Records supplied:
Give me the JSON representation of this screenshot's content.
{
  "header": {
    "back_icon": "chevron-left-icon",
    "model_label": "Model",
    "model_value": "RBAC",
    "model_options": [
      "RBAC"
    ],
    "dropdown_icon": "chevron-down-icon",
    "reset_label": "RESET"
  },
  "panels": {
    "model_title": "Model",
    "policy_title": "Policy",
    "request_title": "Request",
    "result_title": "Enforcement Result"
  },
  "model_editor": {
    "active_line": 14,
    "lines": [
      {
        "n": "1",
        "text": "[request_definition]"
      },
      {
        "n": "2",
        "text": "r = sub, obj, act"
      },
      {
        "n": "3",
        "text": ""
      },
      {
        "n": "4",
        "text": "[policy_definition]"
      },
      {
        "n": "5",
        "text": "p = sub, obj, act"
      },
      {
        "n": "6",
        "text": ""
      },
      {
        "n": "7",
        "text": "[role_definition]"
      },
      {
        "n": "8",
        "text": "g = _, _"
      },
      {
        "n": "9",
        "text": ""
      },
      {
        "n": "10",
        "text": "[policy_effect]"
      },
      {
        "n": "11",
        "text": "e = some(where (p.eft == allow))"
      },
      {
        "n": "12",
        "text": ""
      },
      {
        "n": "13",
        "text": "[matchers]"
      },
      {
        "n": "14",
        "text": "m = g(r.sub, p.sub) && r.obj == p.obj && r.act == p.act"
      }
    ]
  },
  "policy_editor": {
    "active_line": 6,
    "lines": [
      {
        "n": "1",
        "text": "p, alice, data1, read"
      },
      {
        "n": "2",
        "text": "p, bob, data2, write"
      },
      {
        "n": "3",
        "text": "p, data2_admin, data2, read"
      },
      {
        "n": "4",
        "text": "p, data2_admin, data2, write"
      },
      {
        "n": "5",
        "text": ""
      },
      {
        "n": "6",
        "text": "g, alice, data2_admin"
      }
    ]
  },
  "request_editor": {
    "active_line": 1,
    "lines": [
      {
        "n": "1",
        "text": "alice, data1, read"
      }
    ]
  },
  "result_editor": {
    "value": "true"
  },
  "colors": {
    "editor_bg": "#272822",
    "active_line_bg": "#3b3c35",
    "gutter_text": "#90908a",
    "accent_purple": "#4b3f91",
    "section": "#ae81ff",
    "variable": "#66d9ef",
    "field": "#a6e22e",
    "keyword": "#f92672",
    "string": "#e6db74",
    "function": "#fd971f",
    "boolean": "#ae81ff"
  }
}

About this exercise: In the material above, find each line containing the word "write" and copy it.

Result of the exercise:
        "text": "p, bob, data2, write"
        "text": "p, data2_admin, data2, write"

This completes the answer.